### The records

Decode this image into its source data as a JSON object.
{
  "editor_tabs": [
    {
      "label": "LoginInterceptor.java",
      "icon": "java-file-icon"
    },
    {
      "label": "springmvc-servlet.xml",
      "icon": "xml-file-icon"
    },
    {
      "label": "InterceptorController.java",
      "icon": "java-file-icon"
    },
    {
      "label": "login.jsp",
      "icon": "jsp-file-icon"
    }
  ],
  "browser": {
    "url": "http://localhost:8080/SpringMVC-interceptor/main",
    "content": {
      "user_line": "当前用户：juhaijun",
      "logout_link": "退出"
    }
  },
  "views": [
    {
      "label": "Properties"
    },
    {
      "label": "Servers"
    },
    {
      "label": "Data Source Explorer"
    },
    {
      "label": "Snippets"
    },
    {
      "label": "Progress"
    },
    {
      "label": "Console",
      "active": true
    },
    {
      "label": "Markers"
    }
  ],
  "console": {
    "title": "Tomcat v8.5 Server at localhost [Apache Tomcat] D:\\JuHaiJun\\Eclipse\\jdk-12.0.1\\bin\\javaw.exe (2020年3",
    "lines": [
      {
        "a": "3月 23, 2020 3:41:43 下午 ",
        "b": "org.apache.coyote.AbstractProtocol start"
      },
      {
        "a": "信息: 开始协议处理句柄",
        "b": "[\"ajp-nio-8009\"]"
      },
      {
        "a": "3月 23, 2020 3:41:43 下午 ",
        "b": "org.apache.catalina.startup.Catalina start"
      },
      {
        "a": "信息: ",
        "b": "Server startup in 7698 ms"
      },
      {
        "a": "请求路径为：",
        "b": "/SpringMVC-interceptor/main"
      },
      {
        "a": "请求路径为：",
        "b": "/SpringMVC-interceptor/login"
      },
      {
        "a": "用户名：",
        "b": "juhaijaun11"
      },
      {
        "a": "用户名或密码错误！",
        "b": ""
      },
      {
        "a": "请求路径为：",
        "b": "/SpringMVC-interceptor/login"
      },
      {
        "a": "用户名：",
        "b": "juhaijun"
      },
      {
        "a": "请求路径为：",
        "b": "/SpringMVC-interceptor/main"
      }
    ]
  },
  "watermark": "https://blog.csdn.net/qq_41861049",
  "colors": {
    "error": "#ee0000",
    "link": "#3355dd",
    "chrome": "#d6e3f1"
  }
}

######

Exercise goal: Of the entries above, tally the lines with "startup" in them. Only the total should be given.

Answer box: 2